About 4000 French Canadians, who had emigrated from Quebec to the United States, have also made the province their home, as well as Icelanders now numbering 20,000.
Of the foreign-born, 14,924 were French Canadians, 10,616 were English Canadians and 7453 were Irish.
When the consolidation of the Dominion by means of railway construction was under discussion in 1872, Grant travelled from the Atlantic to the Pacific with the engineers who surveyed the route of the Canadian Pacific railway, and his book Ocean to Ocean (1873) was one of the first things that opened the eyes of Canadians to the value of the immense heritage they enjoyed.
Pop. (1890) 2530; (1900) 3072; (1905, state census) 6117, of whom 2755 were foreign-born, including 716 Swedes, 689 Finns, 685 Canadians, and 334 Norwegians.
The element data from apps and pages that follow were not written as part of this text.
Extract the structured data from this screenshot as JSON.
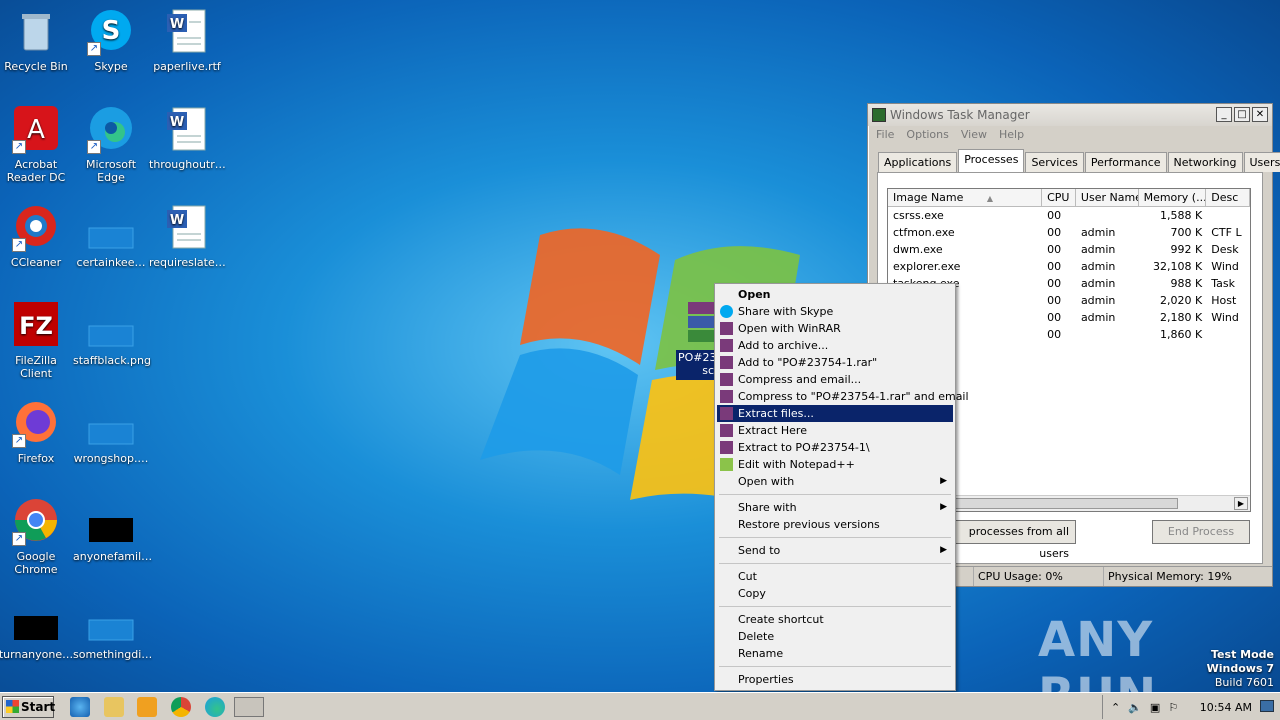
{
  "desktop": {
    "icons": [
      {
        "label": "Recycle Bin",
        "icon": "recycle-bin-icon"
      },
      {
        "label": "Skype",
        "icon": "skype-icon"
      },
      {
        "label": "paperlive.rtf",
        "icon": "word-doc-icon"
      },
      {
        "label": "Acrobat Reader DC",
        "icon": "acrobat-icon"
      },
      {
        "label": "Microsoft Edge",
        "icon": "edge-icon"
      },
      {
        "label": "throughoutr…",
        "icon": "word-doc-icon"
      },
      {
        "label": "CCleaner",
        "icon": "ccleaner-icon"
      },
      {
        "label": "certainkee…",
        "icon": "blank-file-icon"
      },
      {
        "label": "requireslate…",
        "icon": "word-doc-icon"
      },
      {
        "label": "FileZilla Client",
        "icon": "filezilla-icon"
      },
      {
        "label": "staffblack.png",
        "icon": "image-file-icon"
      },
      {
        "label": "Firefox",
        "icon": "firefox-icon"
      },
      {
        "label": "wrongshop.…",
        "icon": "blank-file-icon"
      },
      {
        "label": "Google Chrome",
        "icon": "chrome-icon"
      },
      {
        "label": "anyonefamil…",
        "icon": "black-file-icon"
      },
      {
        "label": "turnanyone…",
        "icon": "black-file-icon"
      },
      {
        "label": "somethingdi…",
        "icon": "blank-file-icon"
      }
    ],
    "selected_file_label": "PO#23754-1",
    "selected_file_label_line1": "PO#23",
    "selected_file_label_line2": "sc"
  },
  "task_manager": {
    "title": "Windows Task Manager",
    "menu": [
      "File",
      "Options",
      "View",
      "Help"
    ],
    "tabs": [
      "Applications",
      "Processes",
      "Services",
      "Performance",
      "Networking",
      "Users"
    ],
    "active_tab": "Processes",
    "columns": [
      "Image Name",
      "CPU",
      "User Name",
      "Memory (...",
      "Desc"
    ],
    "rows": [
      {
        "name": "csrss.exe",
        "cpu": "00",
        "user": "",
        "mem": "1,588 K",
        "desc": ""
      },
      {
        "name": "ctfmon.exe",
        "cpu": "00",
        "user": "admin",
        "mem": "700 K",
        "desc": "CTF L"
      },
      {
        "name": "dwm.exe",
        "cpu": "00",
        "user": "admin",
        "mem": "992 K",
        "desc": "Desk"
      },
      {
        "name": "explorer.exe",
        "cpu": "00",
        "user": "admin",
        "mem": "32,108 K",
        "desc": "Wind"
      },
      {
        "name": "taskeng.exe",
        "cpu": "00",
        "user": "admin",
        "mem": "988 K",
        "desc": "Task"
      },
      {
        "name": "",
        "cpu": "00",
        "user": "admin",
        "mem": "2,020 K",
        "desc": "Host"
      },
      {
        "name": "",
        "cpu": "00",
        "user": "admin",
        "mem": "2,180 K",
        "desc": "Wind"
      },
      {
        "name": "",
        "cpu": "00",
        "user": "",
        "mem": "1,860 K",
        "desc": ""
      }
    ],
    "show_all_label": "processes from all users",
    "end_process_label": "End Process",
    "status": {
      "cpu": "CPU Usage: 0%",
      "memory": "Physical Memory: 19%"
    }
  },
  "context_menu": {
    "items": [
      {
        "label": "Open",
        "bold": true
      },
      {
        "label": "Share with Skype",
        "icon": "skype-icon"
      },
      {
        "label": "Open with WinRAR",
        "icon": "winrar-icon"
      },
      {
        "label": "Add to archive...",
        "icon": "winrar-icon"
      },
      {
        "label": "Add to \"PO#23754-1.rar\"",
        "icon": "winrar-icon"
      },
      {
        "label": "Compress and email...",
        "icon": "winrar-icon"
      },
      {
        "label": "Compress to \"PO#23754-1.rar\" and email",
        "icon": "winrar-icon"
      },
      {
        "label": "Extract files...",
        "icon": "winrar-icon",
        "highlighted": true
      },
      {
        "label": "Extract Here",
        "icon": "winrar-icon"
      },
      {
        "label": "Extract to PO#23754-1\\",
        "icon": "winrar-icon"
      },
      {
        "label": "Edit with Notepad++",
        "icon": "notepadpp-icon"
      },
      {
        "label": "Open with",
        "submenu": true
      },
      {
        "separator": true
      },
      {
        "label": "Share with",
        "submenu": true
      },
      {
        "label": "Restore previous versions"
      },
      {
        "separator": true
      },
      {
        "label": "Send to",
        "submenu": true
      },
      {
        "separator": true
      },
      {
        "label": "Cut"
      },
      {
        "label": "Copy"
      },
      {
        "separator": true
      },
      {
        "label": "Create shortcut"
      },
      {
        "label": "Delete"
      },
      {
        "label": "Rename"
      },
      {
        "separator": true
      },
      {
        "label": "Properties"
      }
    ]
  },
  "taskbar": {
    "start_label": "Start",
    "clock": "10:54 AM"
  },
  "watermark": {
    "line1": "Test Mode",
    "line2": "Windows 7",
    "line3": "Build 7601",
    "brand": "ANY RUN"
  }
}
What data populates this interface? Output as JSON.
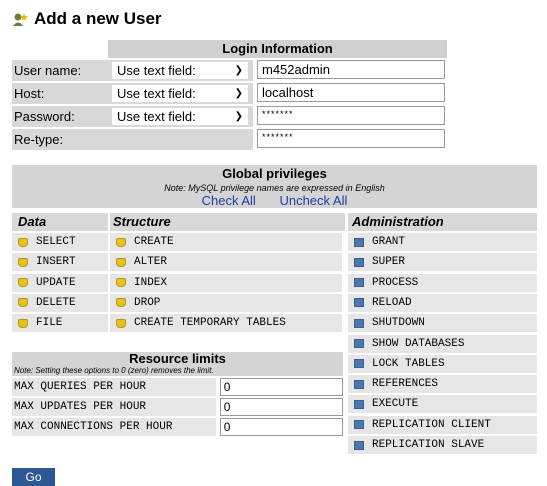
{
  "page": {
    "title": "Add a new User"
  },
  "login": {
    "header": "Login Information",
    "rows": [
      {
        "label": "User name:",
        "select": "Use text field:",
        "value": "m452admin"
      },
      {
        "label": "Host:",
        "select": "Use text field:",
        "value": "localhost"
      },
      {
        "label": "Password:",
        "select": "Use text field:",
        "value": "*******"
      },
      {
        "label": "Re-type:",
        "select": "",
        "value": "*******"
      }
    ]
  },
  "global": {
    "header": "Global privileges",
    "note": "Note: MySQL privilege names are expressed in English",
    "check_all": "Check All",
    "uncheck_all": "Uncheck All",
    "columns": {
      "data": "Data",
      "structure": "Structure",
      "administration": "Administration"
    },
    "data": [
      "SELECT",
      "INSERT",
      "UPDATE",
      "DELETE",
      "FILE"
    ],
    "structure": [
      "CREATE",
      "ALTER",
      "INDEX",
      "DROP",
      "CREATE TEMPORARY TABLES"
    ],
    "administration": [
      "GRANT",
      "SUPER",
      "PROCESS",
      "RELOAD",
      "SHUTDOWN",
      "SHOW DATABASES",
      "LOCK TABLES",
      "REFERENCES",
      "EXECUTE",
      "REPLICATION CLIENT",
      "REPLICATION SLAVE"
    ]
  },
  "resources": {
    "header": "Resource limits",
    "note": "Note: Setting these options to 0 (zero) removes the limit.",
    "rows": [
      {
        "label": "MAX QUERIES PER HOUR",
        "value": "0"
      },
      {
        "label": "MAX UPDATES PER HOUR",
        "value": "0"
      },
      {
        "label": "MAX CONNECTIONS PER HOUR",
        "value": "0"
      }
    ]
  },
  "go_label": "Go",
  "icons": {
    "title": "add-user-icon",
    "data": "database-yellow-icon",
    "structure": "structure-yellow-icon",
    "admin": "admin-blue-icon"
  },
  "colors": {
    "link": "#1a3fa0",
    "header_bg": "#d4d4d4",
    "row_bg": "#e6e6e6",
    "go_button": "#2c5896"
  }
}
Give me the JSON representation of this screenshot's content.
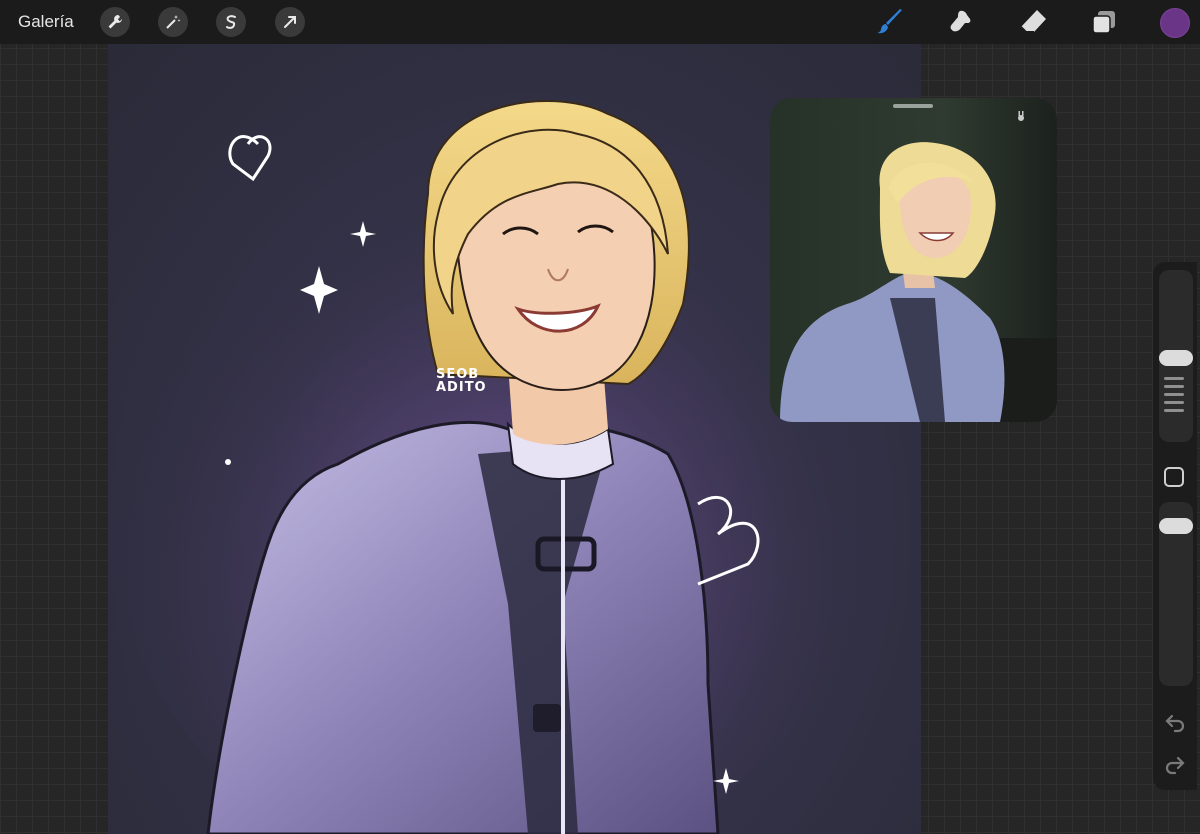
{
  "topbar": {
    "gallery_label": "Galería",
    "left_tools": [
      "wrench-icon",
      "magic-wand-icon",
      "selection-icon",
      "transform-arrow-icon"
    ],
    "right_tools": [
      "brush-icon",
      "smudge-icon",
      "eraser-icon",
      "layers-icon"
    ],
    "current_color": "#6a3586",
    "brush_color": "#2f7fd6"
  },
  "canvas": {
    "watermark_line1": "SEOB",
    "watermark_line2": "ADITO"
  },
  "reference": {
    "label": "reference-photo"
  },
  "sidebar": {
    "tools": [
      "brush-size-slider",
      "modify-button",
      "opacity-slider",
      "undo-icon",
      "redo-icon"
    ]
  }
}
The latter was introduced by Canadians into Galicia and, with certain modifications, has hitherto been found to be the best for that country.